As we know, polio can be a crippling and potentially deadly infectious disease caused by the poliovirus, a human enterovirus, that spreads from person to person invading the brain and spinal cord and causing paralysis. Because polio has no cure, the polio vaccine is the best way to protect ourselves from the crippling disease.
Because real scientists wanted to know what caused this acute flaccid myelitis outbreak, they tried to hunt down the actual cause. And that’s when they landed on enterovirus 68, a once-rare virus. As we always do, we’ll look at the facts behind this virus and its relationship to polio (or polio vaccines).
But first, we need to start with some virology, because unlike the pseudoscience of the anti-vaccine zealots, real science is important to our understanding of acute flaccid myelitis.
I originally wrote this article in 2014 to discuss whether correlation implies causation. Not that I expect everyone to read and remember this one article, but it’s frustrating when I see a conversation where people who deny science and accept science both misuse correlation and how it relates to causation. So, I decided to update this article and republish it as a reminder that the relationship of correlation to causation isn’t as easy as a simple trope or meme.
One of the foundations of biomedical science is whether correlation implies causation. Anti-vaccine activists often conflate or misunderstand the two, rejecting or accepting correlation as it fits its narrative. The “correlation implies causation” story is often abused, misused and confused by many writers.
One thing we do know about correlation is that if you can’t establish correlation, despite numerous attempts, it is nearly impossible to claim causation. Also, if you do observe correlation, it also doesn’t imply causation.
But there are methods, grounded in powerful science, to establish causation from observations of correlation. So sometimes correlation does not imply causation. But sometimes correlation implies causation.
How many times have you heard tiresome tropes about the HPV vaccine causing this or that? No matter how many times we debunk the nonsense, it persists. One of the critical points I try to make is that before an anti-vaccine claim can be made, there has to be a biological plausibility. That is, can we establish a reasonable and plausible biological mechanism, without resorting to special pleading and pseudoscience, that can lead one from one action, say receiving a vaccine, to some result, real or imagined.
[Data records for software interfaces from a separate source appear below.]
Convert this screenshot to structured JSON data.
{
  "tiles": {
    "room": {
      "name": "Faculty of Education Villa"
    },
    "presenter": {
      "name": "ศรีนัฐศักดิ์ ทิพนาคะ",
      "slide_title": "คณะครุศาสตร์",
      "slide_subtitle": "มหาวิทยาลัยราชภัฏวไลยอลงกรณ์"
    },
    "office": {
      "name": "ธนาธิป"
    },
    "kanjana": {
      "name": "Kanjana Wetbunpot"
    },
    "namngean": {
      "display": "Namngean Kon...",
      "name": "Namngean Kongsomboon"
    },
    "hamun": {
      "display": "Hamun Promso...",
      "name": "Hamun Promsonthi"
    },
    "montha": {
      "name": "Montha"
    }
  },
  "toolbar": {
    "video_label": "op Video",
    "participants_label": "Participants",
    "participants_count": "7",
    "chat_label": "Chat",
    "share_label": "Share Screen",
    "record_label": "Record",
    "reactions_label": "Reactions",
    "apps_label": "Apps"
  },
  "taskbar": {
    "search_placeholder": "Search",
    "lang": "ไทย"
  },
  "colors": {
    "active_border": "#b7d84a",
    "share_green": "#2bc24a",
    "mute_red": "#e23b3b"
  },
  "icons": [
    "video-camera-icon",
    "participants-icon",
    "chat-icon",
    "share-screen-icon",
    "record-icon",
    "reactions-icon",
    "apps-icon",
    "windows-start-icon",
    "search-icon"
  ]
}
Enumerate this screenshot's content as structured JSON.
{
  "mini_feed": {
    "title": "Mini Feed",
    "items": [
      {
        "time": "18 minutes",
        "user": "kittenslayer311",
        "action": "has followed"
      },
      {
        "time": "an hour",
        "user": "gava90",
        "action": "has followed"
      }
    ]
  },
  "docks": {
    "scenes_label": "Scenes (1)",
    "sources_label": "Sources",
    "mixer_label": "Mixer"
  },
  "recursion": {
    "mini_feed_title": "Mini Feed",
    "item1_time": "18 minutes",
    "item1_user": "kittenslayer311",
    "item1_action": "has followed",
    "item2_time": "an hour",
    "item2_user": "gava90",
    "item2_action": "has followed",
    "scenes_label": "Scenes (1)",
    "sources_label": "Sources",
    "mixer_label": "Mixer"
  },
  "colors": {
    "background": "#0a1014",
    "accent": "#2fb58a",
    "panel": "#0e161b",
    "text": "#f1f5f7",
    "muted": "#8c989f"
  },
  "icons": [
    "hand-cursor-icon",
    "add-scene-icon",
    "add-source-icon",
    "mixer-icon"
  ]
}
Biological plausibility is a requirement to establish that correlation means causation. It is almost an essential requirement for one to claim a causal association. But biological plausibility must be consistent with our existing knowledge of biology, chemistry, physics, and medicine. How many times has an anti-vaccine zealot tried to convince us that “mercury in vaccines causes autism” but ignores the basic scientific tenets of numerous fields of biomedicine like biochemistry, cell biology, toxicology, immunology, neurology – well, just about every field?
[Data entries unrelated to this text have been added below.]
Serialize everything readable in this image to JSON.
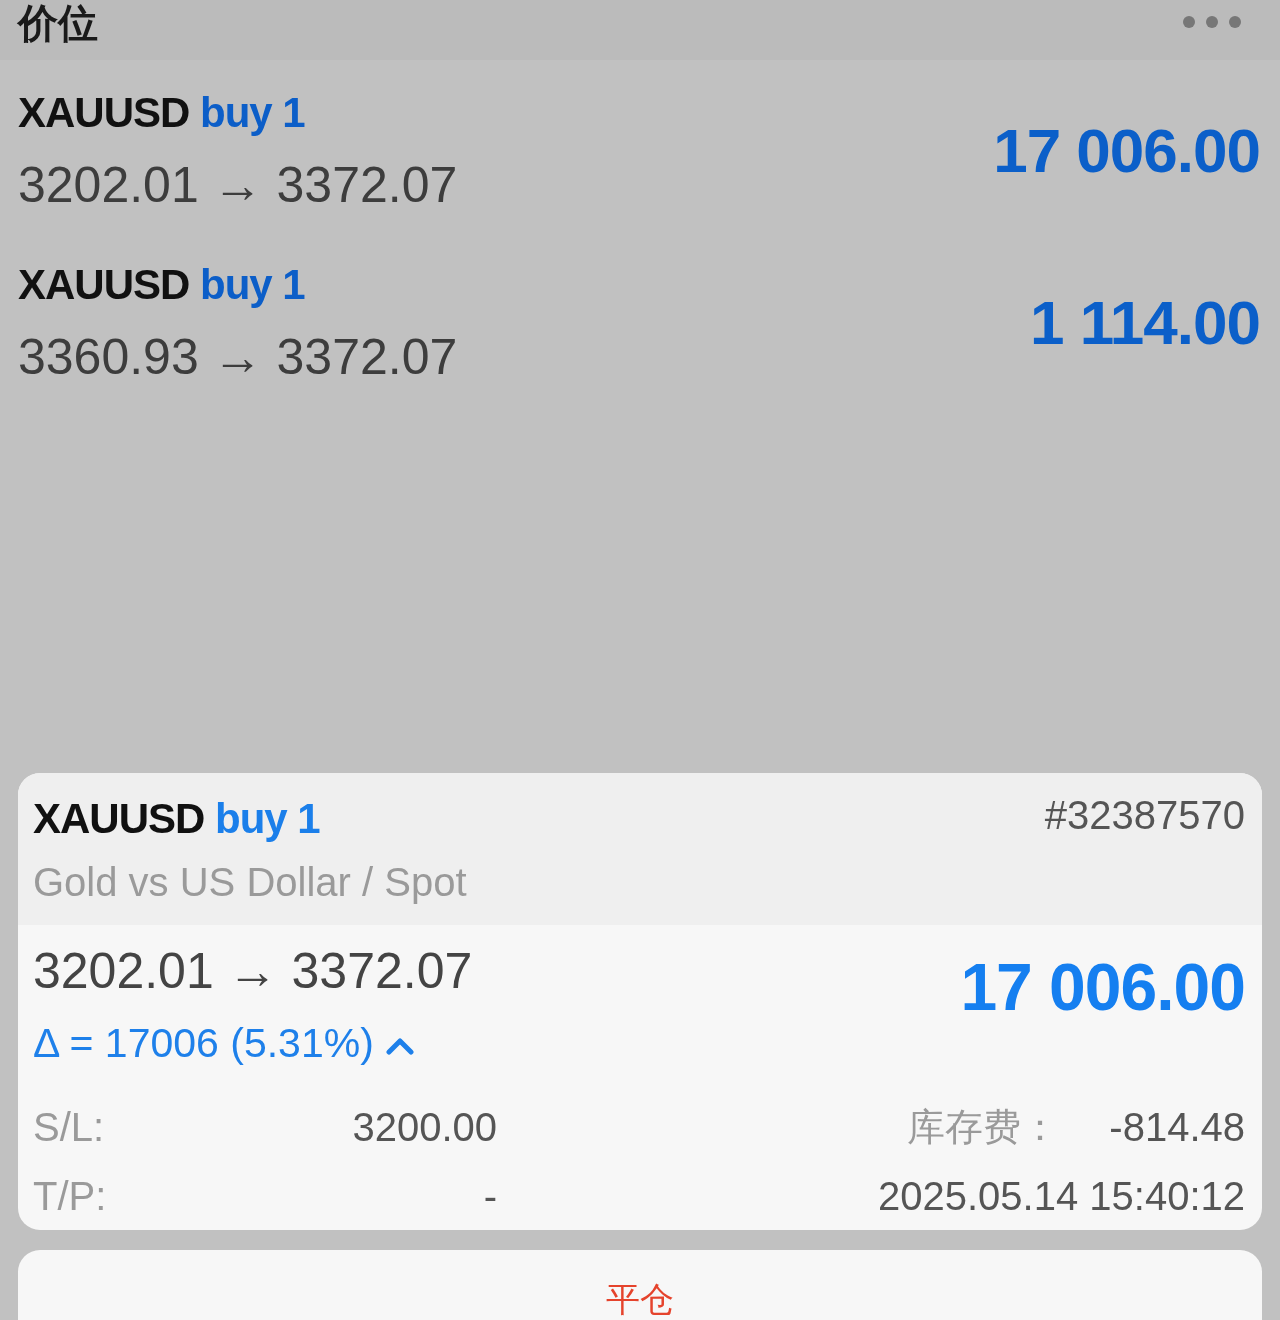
{
  "header": {
    "title": "价位"
  },
  "positions": [
    {
      "symbol": "XAUUSD",
      "side": "buy 1",
      "prices": "3202.01 → 3372.07",
      "profit": "17 006.00"
    },
    {
      "symbol": "XAUUSD",
      "side": "buy 1",
      "prices": "3360.93 → 3372.07",
      "profit": "1 114.00"
    }
  ],
  "detail": {
    "symbol": "XAUUSD",
    "side": "buy 1",
    "description": "Gold vs US Dollar / Spot",
    "ticket": "#32387570",
    "prices": "3202.01 → 3372.07",
    "delta": "Δ = 17006 (5.31%)",
    "profit": "17 006.00",
    "fields": [
      {
        "label": "S/L:",
        "value": "3200.00",
        "extra_label": "库存费：",
        "extra_value": "-814.48"
      },
      {
        "label": "T/P:",
        "value": "-",
        "extra_value": "2025.05.14 15:40:12"
      }
    ]
  },
  "close_button": {
    "label": "平仓"
  }
}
Or someone who claims that acupuncture treats a bunch of diseases, yet we cannot find any reasonable biological plausibility between sticking a needle in the arm to treating some medical condition like pain. They tend to ignore that by using their own personal anecdote as “proof.”
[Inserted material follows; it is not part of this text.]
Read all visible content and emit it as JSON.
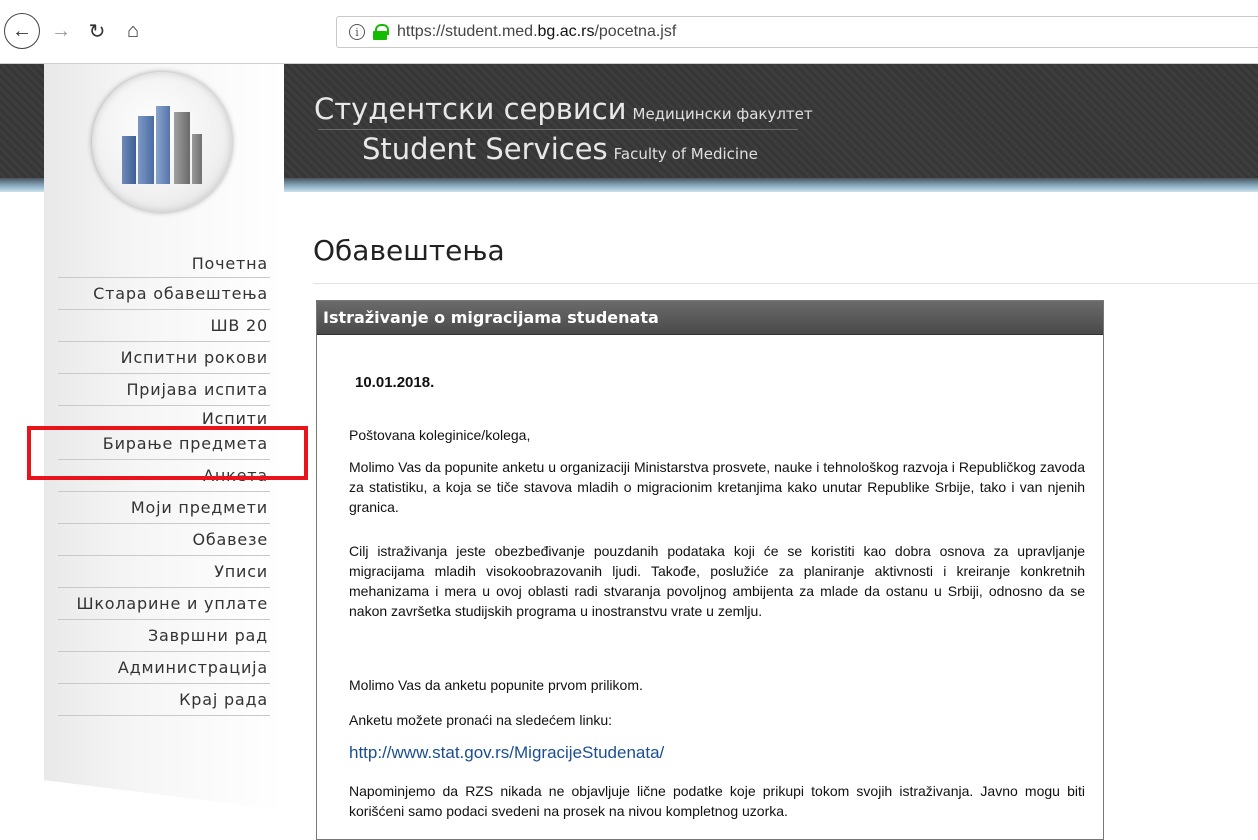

That’s why science is much harder than what is said by the pseudoscience pushers. Establishing plausibility requires a strong knowledge of science to make the case. It’s much more than simply stating that plausibility does exist, you have to use actual real science, published in real scientific journals, to make the case.